The governor on Monday kicked in $15 million in state cash to fund the recreation center a developer promised to build as part of its city-approved scheme to transform Crown Heights’s publicly owned armory into a mixed-use residential complex.
The taxpayer dollars are vital to the project, which lost a huge stream of expected revenue when Council struck a deal with builder BFC Partners to axe controversial condos and include more below-market-rate rentals in its plan for the site, according to a pol who hammered out that agreement and ultimately signed off on the redevelopment.
“Taking those condos off the table at the final hour did leave the project with a financial shortfall,” said Crown Heights Councilwoman Laurie Cumbo. “What we have been doing has pretty much been trying to secure additional sources of funding.”
Reps for BFC — which signed a 99-year lease for the Bedford-Union Armory at 1579 Bedford Ave. following Council’s approval of its revised project — maintained that the luxury condominiums were necessary to pay for the $25-million rec center throughout the development’s contentious public-review process, according to a spokesman, who said Gov. Cuomo chipping in should come as no surprise after those units got cut from the final plan.
“It was always known – following changes made to the project last year – that additional financing sources would be put in place for the new recreation center,” said Sam Spokony.
And if Cuomo didn’t come up with the cash, the community space likely would have fallen by the wayside as work on the armory moved forward, because finding another way to foot the center’s bill continually bedeviled those officials intent on providing the amenity, an aide to the governor said.
“This Brooklyn armory was a plan that was proposed for years, and has not been built. Why? Because they don’t have sufficient funding,” said Alphonso David, an attorney for Cuomo. “It’s as simple as that.
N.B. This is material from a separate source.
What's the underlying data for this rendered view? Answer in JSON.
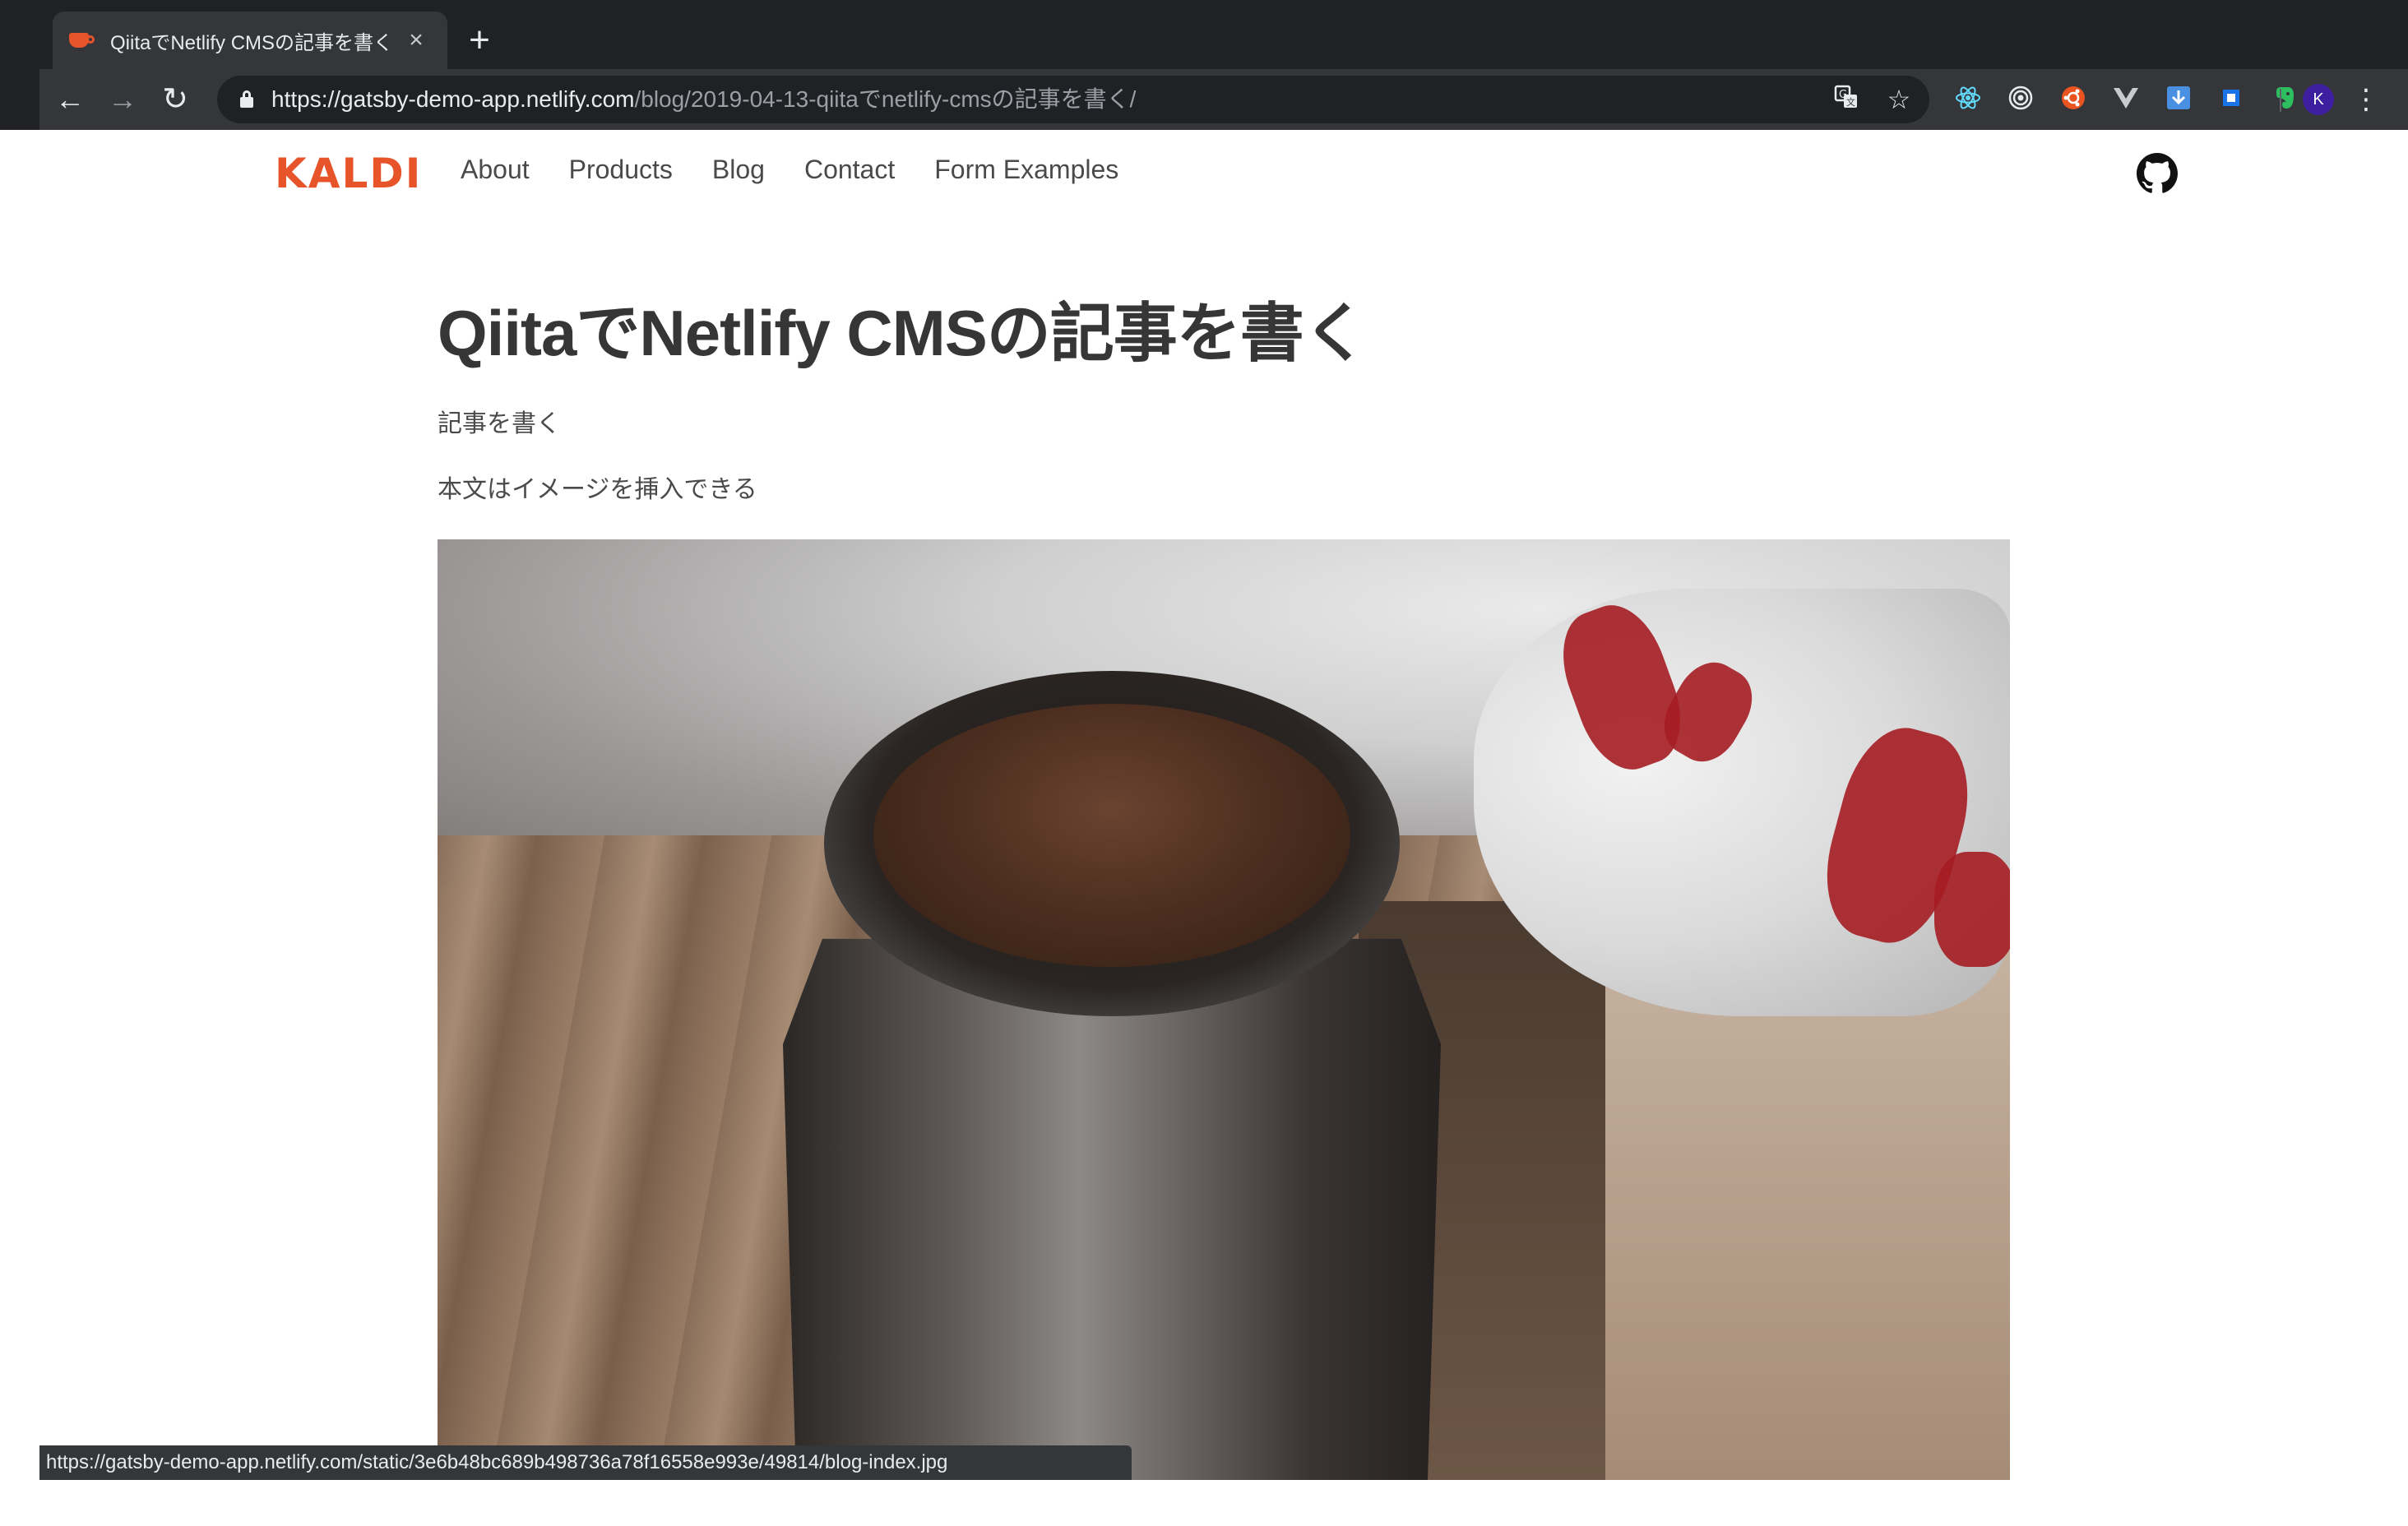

The governor did not have to provide the $15 million, but, without that, there would be no recreation center.”
Cumbo admitted to not knowing where money for the rec center would come from when she pushed BFC to kill its planned condos, but said she approved of the scheme even with the deficit because not doing so would deprive Crown Heights youngsters with a much-needed public space.
“One of the largest African-American communities in the country doesn’t have a recreation center for youth,” she said.
But losing the for-sale units and their expected revenue actually provided an opportunity to recoup that cash from Albany, according to the councilwoman, who said BFC applied for the rec-center funding via a state development grant that lawmakers approved once the builder axed the condos, after rejecting a previous application it submitted when they were still part of the redevelopment plan.
“The elected officials didn’t feel comfortable supporting the project, so the governor’s office didn’t want to release that funding,” said Cumbo. “But once the condos came off the table, that we were able to finally secure.”
Cuomo, who announced the $15-million contribution on the day of the West Indian Day Parade, also revealed the rec center will be named for his deceased aide Carey Gabay, who was shot and killed during the pre-parade J’Ouvert festivities in 2015.
And a foundation Gabay’s widow established after he died will operate out of the center, carrying her late husband’s commitment to community service, she said.
“I’m thankful that my husband’s legacy will continue changing and touching lives,” said Trenelle Gabay.
BFC is still securing the necessary permits required to break ground at the armory, which it plans to do sometime this fall, Spokony said.